only to find that Australia isn’t as welcoming as they had thought but, even though they face an uncertain future,
Jamal, Bibi and their parents know that as long as they are together, that is all that matters.
Set against Iceland’s stark landscape, Hannah Kent brings to vivid life the story of Agnes, who, charged with the brutal murder of her former master, is sent to an isolated farm to await execution.
Horrified at the prospect of housing a convicted murderer, the family at first avoids Agnes. Only Tóti, a priest Agnes has mysteriously chosen to be her spiritual guardian, seeks to understand her. But as Agnes’s death looms, the farmer’s wife and their daughters learn there is another side to the sensational story they’ve heard.
Mariam is a harami – a bastard – who wishes desperately to be acknowledged by her father. When her mother dies in tragic circumstances, her father gives her to Rasheed, an old shoe-repairer living in Kabul. He treats her terribly, but where is she to go? Enter Laila, a fourteen year old neighbour who is in love with Tariq: they had their first sexual encounter and he had to leave Kabul with his family. Laila’s family is killed and she is taken in by Rasheed and Mariam and has no hesitation in accepting Rasheed’s offer of marriage when she discovers she’s pregnant and has news that Tariq has died.
‘I was eleven when everything started and twelve by the end. But that’s another way maps lie, because it felt like the distance travelled was a whole lot further than that.’
Sorrento, Victoria – 1999
Fred’s family is a mess. Fred’s mother died when she was six and she’s been raised by her Pop and adoptive father, Luca, ever since. But now Pop is at the Rye Rehabilitation Centre recovering from a fall; Luca’s girlfriend, Anika, has moved in; and Fred’s just found out that Anika and Luca are having a baby of their own. More and more it feels like a land-grab for family and Fred is the one being left off the map.

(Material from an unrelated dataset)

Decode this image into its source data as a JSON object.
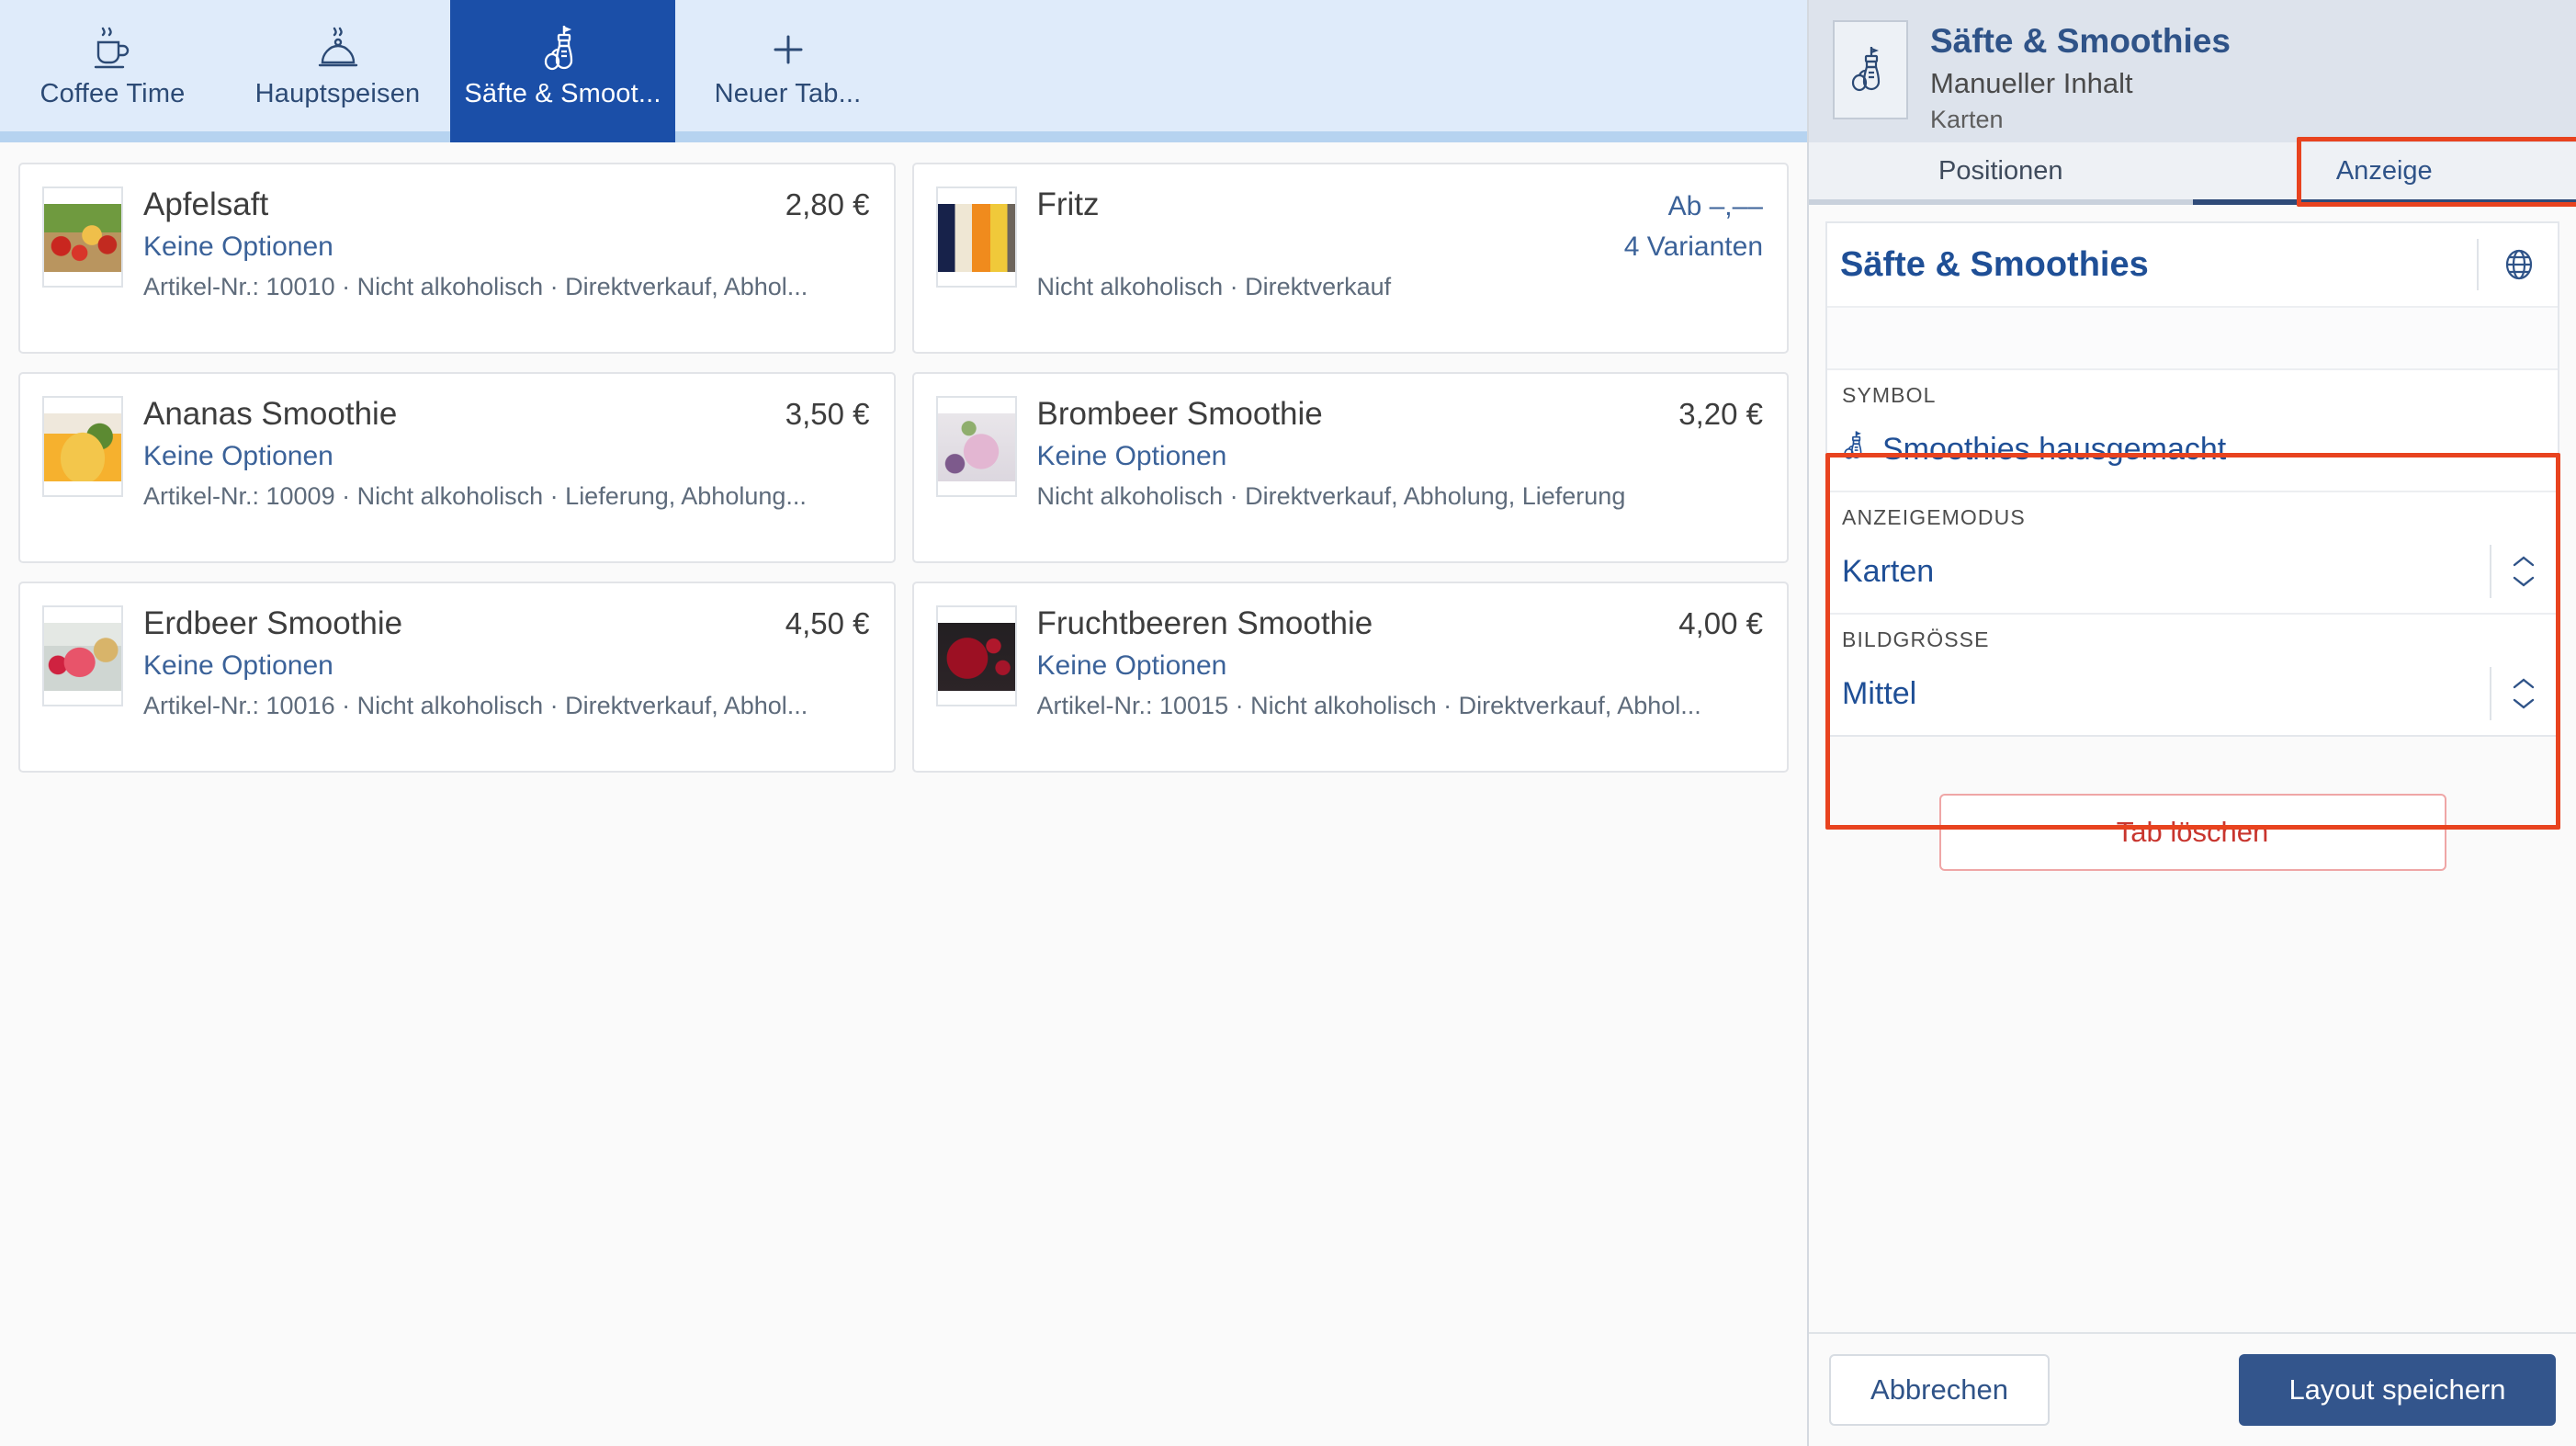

But even as the world feels like it’s spinning out of control, a crisis from the other side of it comes crashing in. When 400 Kosovar-Albanian refugees arrive in the middle of the night to be housed at one of Australia’s ‘safe havens’ on an isolated headland not far from Sorrento, their fate becomes intertwined with the lives of Fred and her family, as she navigates one extraordinary year that will change them all.